13 Colum. J. Eur. L. 427 (2007)
Amanda Lee Wetzel. J.D. and Master en Droit Candidate at Columbia Law School and Universitd Paris-I Pantheon, Sorbonne, 2008; LL.M. in Human Rights Law (with Distinction), The Queen’s University of Belfast School of Law, 2003; B.A. in International Politics with Interdisciplinary Honors in Geography, The Pennsylvania State University, 2002.
This Note evaluates the conflict resolution role of national human rights institutions (NHRIs) in divided societies through case studies of the Northern Ireland Human Rights Commission (NIHRC) and the Bosnia and Herzegovina Office of the Human Rights Ombudsman (BiH-HRO). A NHRI’s conflict resolution role is the manner in which is endowed with and uses its mandate to address distinct human rights issues associated with the particular circumstances of a conflict. The mandate and structure of European NHRIs should comply with the requirements of the United Nation’s Paris Principles and are also guided by Council of Europe recommendations. Although some political conditions in post-conflict Northern Ireland and Bosnia and Herzegovina are similar, the level of civil society and judicial development were divergent when the NIHRC and the BiH-HRO were formed Correspondingly, the NHRIs took the different forms-Northern Ireland gained a human rights commission through the Belfast Agreement and Bosnia and Herzegovina gained a human rights ombudsman through the General Framework Agreement. Although both institutions initially exhibited a conflict resolution role appropriate for the needs of their respective societies, this Note advocates that post-conflict NHRIs should be considered on an evolving continuum with strong quasi-jurisdictional functions attributed initially to institutions in societies with weak judiciaries.
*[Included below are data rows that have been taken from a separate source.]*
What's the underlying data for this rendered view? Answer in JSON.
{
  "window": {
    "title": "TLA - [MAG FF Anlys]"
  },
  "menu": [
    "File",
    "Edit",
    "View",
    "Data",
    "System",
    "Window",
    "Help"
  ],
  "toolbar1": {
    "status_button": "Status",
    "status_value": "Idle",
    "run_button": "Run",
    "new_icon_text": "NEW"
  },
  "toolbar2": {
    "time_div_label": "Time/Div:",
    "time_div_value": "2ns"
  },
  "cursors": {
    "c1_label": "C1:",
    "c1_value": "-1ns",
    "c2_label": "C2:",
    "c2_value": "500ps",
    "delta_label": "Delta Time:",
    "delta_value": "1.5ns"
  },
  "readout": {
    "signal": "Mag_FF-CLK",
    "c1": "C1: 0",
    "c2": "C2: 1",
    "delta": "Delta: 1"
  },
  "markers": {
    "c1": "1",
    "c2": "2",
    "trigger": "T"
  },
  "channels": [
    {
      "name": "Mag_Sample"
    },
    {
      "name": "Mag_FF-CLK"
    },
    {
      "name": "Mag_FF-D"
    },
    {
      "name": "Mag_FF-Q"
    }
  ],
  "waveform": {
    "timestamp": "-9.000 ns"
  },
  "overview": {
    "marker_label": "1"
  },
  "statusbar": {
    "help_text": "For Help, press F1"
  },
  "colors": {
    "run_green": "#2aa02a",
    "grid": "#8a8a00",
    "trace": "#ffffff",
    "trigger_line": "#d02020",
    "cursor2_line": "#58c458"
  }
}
As civil society and post-conflict judicial systems develop, NHRls should evolve to emphasize a revised conflict resolution role with an organizational structure and work priorities such as human rights education and monitoring that are characteristic of human rights commissions like the NIHRC. While recognizing that the Bosnia and Herzegovina and Northern Ireland institutions are imperfect, this Note concludes that their diverse conflict resolution functions may inform the organizational structure and mandate of other post-conflict NHRIs.